* **Task statement**
Retype the entries exactly; omit all pictures.

* **Study material**

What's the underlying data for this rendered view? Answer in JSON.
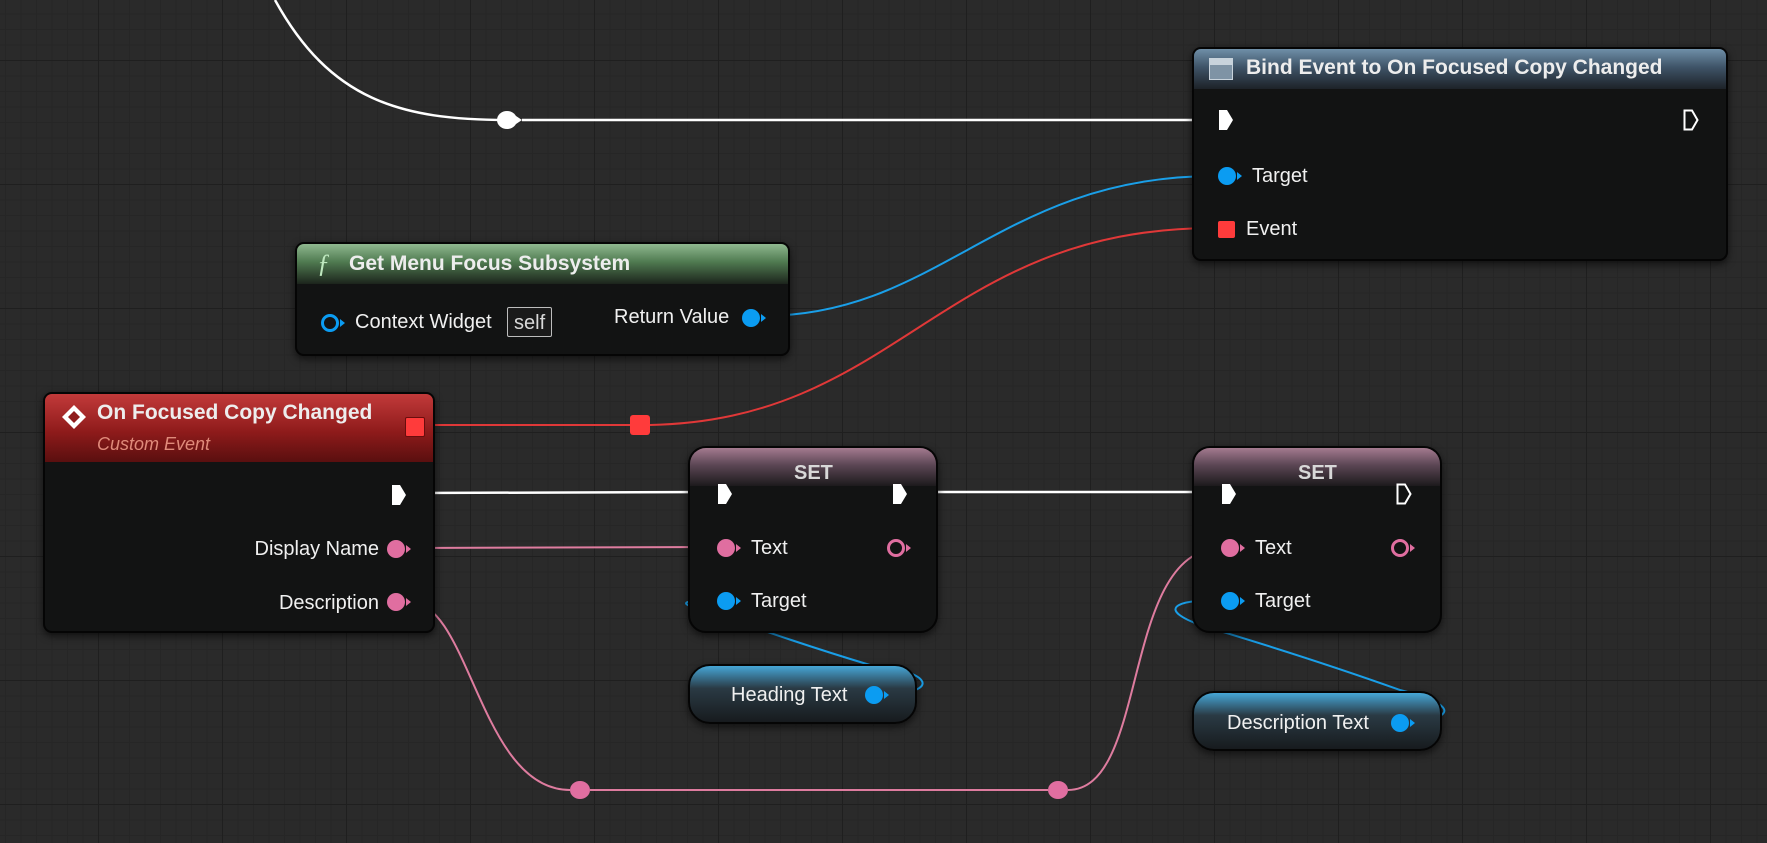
{
  "nodes": {
    "bind_event": {
      "title": "Bind Event to On Focused Copy Changed",
      "pins": {
        "target": "Target",
        "event": "Event"
      }
    },
    "get_menu_focus": {
      "title": "Get Menu Focus Subsystem",
      "icon_glyph": "ƒ",
      "pins": {
        "context_widget": "Context Widget",
        "context_value": "self",
        "return_value": "Return Value"
      }
    },
    "custom_event": {
      "title": "On Focused Copy Changed",
      "subtitle": "Custom Event",
      "pins": {
        "display_name": "Display Name",
        "description": "Description"
      }
    },
    "set_heading": {
      "title": "SET",
      "pins": {
        "text": "Text",
        "target": "Target"
      }
    },
    "set_description": {
      "title": "SET",
      "pins": {
        "text": "Text",
        "target": "Target"
      }
    },
    "heading_var": {
      "label": "Heading Text"
    },
    "description_var": {
      "label": "Description Text"
    }
  },
  "colors": {
    "exec_wire": "#ffffff",
    "object_pin": "#0b9cf2",
    "text_pin": "#e06ea0",
    "delegate_pin": "#ff3b3b",
    "event_header": "#8f1b1b",
    "function_header": "#4d7a4d",
    "bind_header": "#4f6f87"
  },
  "icons": {
    "bind_node_icon": "window-icon",
    "function_icon": "function-icon",
    "event_icon": "event-diamond-icon"
  }
}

* **Reply**
What's the underlying data for this rendered view? Answer in JSON.
{
  "nodes": {
    "bind_event": {
      "title": "Bind Event to On Focused Copy Changed",
      "pins": {
        "target": "Target",
        "event": "Event"
      }
    },
    "get_menu_focus": {
      "title": "Get Menu Focus Subsystem",
      "icon_glyph": "ƒ",
      "pins": {
        "context_widget": "Context Widget",
        "context_value": "self",
        "return_value": "Return Value"
      }
    },
    "custom_event": {
      "title": "On Focused Copy Changed",
      "subtitle": "Custom Event",
      "pins": {
        "display_name": "Display Name",
        "description": "Description"
      }
    },
    "set_heading": {
      "title": "SET",
      "pins": {
        "text": "Text",
        "target": "Target"
      }
    },
    "set_description": {
      "title": "SET",
      "pins": {
        "text": "Text",
        "target": "Target"
      }
    },
    "heading_var": {
      "label": "Heading Text"
    },
    "description_var": {
      "label": "Description Text"
    }
  },
  "colors": {
    "exec_wire": "#ffffff",
    "object_pin": "#0b9cf2",
    "text_pin": "#e06ea0",
    "delegate_pin": "#ff3b3b",
    "event_header": "#8f1b1b",
    "function_header": "#4d7a4d",
    "bind_header": "#4f6f87"
  },
  "icons": {
    "bind_node_icon": "window-icon",
    "function_icon": "function-icon",
    "event_icon": "event-diamond-icon"
  }
}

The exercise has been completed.